On Jan. 30, Washington Post columnist Eugene Roberts gave a speech at the annual Martin Luther King, Jr. Convocation at the Bohm Theatre in downtown Albion. While he was in town, The Pleiad was given the opportunity to sit down and talk with Robinson about the future of journalism and the current political atmosphere.
Pleiad: In part of your speech title you mention the ‘New America.’ What is the new America to you? Is it a hopeful vision?
Robinson: I’m basically an optimistic person, so I’m hopeful. Change isn’t easy for everyone, and as you know, the country has gone through economic change, demographic change [and] technological change, all of which has been wrenchingly difficult for some people, and I think we saw a reflection of just how jarring all this change has been in the election last November. I think we’re in for a bumpy ride for the next few years, but assuming nothing cataclysmic happens, in the long run I’m optimistic.
P: In your article “The Trump era is a leap in the dark” you wrote that “Trump’s power is not unchecked. We, the citizens are the ultimate authority.” But when demonstrations like the Women’s March are demeaned in a few tweets from the President, how do you suggest we be heard?
R: I think there’s a long rich tradition of protest in American society, and protest has moved mountains in the past. They don’t necessarily all do so, they don’t necessarily all succeed, but they have an impact. It is easy for some to perhaps dismiss them with just a few tweets. The true test, I think, will come as we see what flows from this protest, and whether they translate into grassroots political activism of the kind that can make a difference in upcoming state legislative races, governors races, in 2018 midterm elections.

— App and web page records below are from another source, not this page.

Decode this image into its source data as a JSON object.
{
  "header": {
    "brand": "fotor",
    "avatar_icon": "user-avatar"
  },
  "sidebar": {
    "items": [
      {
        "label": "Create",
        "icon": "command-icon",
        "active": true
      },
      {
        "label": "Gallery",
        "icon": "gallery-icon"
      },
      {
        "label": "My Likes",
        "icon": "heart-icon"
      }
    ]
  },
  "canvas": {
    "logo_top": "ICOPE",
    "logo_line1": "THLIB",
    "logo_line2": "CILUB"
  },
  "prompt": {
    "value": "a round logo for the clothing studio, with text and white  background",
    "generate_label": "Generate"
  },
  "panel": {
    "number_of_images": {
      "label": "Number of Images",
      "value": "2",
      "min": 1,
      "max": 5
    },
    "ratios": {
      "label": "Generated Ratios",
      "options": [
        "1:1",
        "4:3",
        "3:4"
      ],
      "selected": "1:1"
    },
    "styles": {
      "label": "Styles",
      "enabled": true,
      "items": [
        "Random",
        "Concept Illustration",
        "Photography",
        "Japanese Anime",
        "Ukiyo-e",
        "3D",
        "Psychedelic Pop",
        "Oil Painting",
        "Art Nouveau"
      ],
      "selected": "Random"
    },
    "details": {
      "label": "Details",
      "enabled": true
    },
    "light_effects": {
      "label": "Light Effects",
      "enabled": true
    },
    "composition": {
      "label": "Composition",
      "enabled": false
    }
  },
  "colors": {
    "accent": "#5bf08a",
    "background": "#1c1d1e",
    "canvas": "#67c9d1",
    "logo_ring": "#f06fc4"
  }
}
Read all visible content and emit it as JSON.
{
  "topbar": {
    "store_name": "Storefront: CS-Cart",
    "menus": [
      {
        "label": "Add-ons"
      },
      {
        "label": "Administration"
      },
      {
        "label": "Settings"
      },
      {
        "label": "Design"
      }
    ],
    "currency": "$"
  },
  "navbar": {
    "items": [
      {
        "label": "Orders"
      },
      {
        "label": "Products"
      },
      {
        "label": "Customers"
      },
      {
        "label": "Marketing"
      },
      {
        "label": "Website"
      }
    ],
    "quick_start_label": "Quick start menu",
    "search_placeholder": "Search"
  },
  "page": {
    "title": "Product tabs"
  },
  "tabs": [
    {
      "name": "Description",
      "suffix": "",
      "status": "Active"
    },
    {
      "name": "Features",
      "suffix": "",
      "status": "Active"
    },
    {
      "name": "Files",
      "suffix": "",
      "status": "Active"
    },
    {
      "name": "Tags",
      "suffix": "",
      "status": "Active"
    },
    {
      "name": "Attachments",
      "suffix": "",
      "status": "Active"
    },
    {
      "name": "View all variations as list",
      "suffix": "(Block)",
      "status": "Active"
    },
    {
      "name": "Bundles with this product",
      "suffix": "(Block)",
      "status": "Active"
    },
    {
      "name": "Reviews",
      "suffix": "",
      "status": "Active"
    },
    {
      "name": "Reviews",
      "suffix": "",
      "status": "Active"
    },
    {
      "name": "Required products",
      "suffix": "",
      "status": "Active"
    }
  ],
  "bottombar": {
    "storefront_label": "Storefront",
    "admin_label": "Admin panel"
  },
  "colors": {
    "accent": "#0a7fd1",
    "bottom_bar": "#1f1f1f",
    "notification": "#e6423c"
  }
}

Those were crowds of a size that can really make a difference if this is sustained. So we just have to see.
P: Has Trump’s campaign and presidency diminished our ability as a nation to discuss traditional conservative ideas, like limited government, for instance?
R: I think we are probably seeing a political realignment in which the sort of mental map that we have of liberal to conservative. I certainly know that President Trump doesn’t really fit anywhere along that traditional spectrum. He’s not into small government, he’s not into balanced budgets or any of that. He seems very conservative on some issues and not conservative at all on others. He’s more of a populist and nationalist. So maybe we’re reorganizing ourselves along a different axis. I haven’t quite figured out what it is yet, which is why I haven’t tried to write that in a column because I don’t know what the new axis is.
P: It is widely thought that newsrooms ought to be more diverse in terms of race, yet journalism salaries are relatively low. How do you propose news organizations compete with higher paying employers for minorities?
R: In the sort of great and grand institutions of journalism, we pay well, so [salary] is much less of an issue in national newspaper and in big media than it is at metro dailies and smaller papers. I just don’t know how you solve that. When I got into journalism many years ago, no one was getting into journalism to be rich, and I think that’s probably still going to be true. I also think that there is a sort of special responsibility and also potential for [a] student newspaper to work on that diversity issue that you raised. One of the issues is that [student journalism] takes a lot of time, and so if you’re able to devote the time you really need to devote, you won’t have time to work. So if you don’t have a lot of money and if you need to work–as many minority students do–you have to make a choice. And so I think universities have to look for ways to make it economically possible for all students to participate in student journalism.
P: Yeah, I know what you mean. If The Pleiad didn’t pay there’s no way I’d be able to manage this job and classes. We’re a very lucky staff.
R: That’s good!
P: Do you believe there is a misconception in the public between an opinion piece and a news piece, especially when covering politics? Or is the public choosing to disregard the line between opinion and fact? Do you have any suggestions for how to fix these problems if you believe they exist?
R: I think people don’t get the difference, and you know, at this point why should they? Because a lot more people read my column online than read it in print, and of those who read it online, a growing majority read it on their phones, and on a phone, it all looks the same. So I get people who write me and say ‘you’re always taking the liberal viewpoint, you’re supposed to be objective’ and I write back that actually, I’m an opinion columnist. If I don’t have opinions, I don’t have a job, but I do understand why people get confused. We have a sort of wall between editorial and news and we try to respect it scrupulously, but it is simply true that as we’ve all moved into the online space where news is essentially unlimited and where there’s a demand to fill it with a profusion of things. An event happens and it seems within a a few hours we have three news stories and two pieces by staff opinion writers.
P: Regular citizens can only spend so much time taking in information. What kind of a daily ‘media diet’ do you recommend?
R: It’s hard to recommend, you know. I believe in newspapers. I believe in local newspaper[s] and national newspapers. I guess I grew up as [a] print person, and I believe in it. And I think it’s a good thing to take some time to read and catch up on what’s going on. The issue for me is trying to unplug from the sort of minute-to-minute news flow which is increasingly difficult. For me, I have to consciously tell myself that I’m just going to leave the phone alone in the other room and interact with other human beings for awhile, and it’s a rewarding thing to do.
Photo by Emily Miller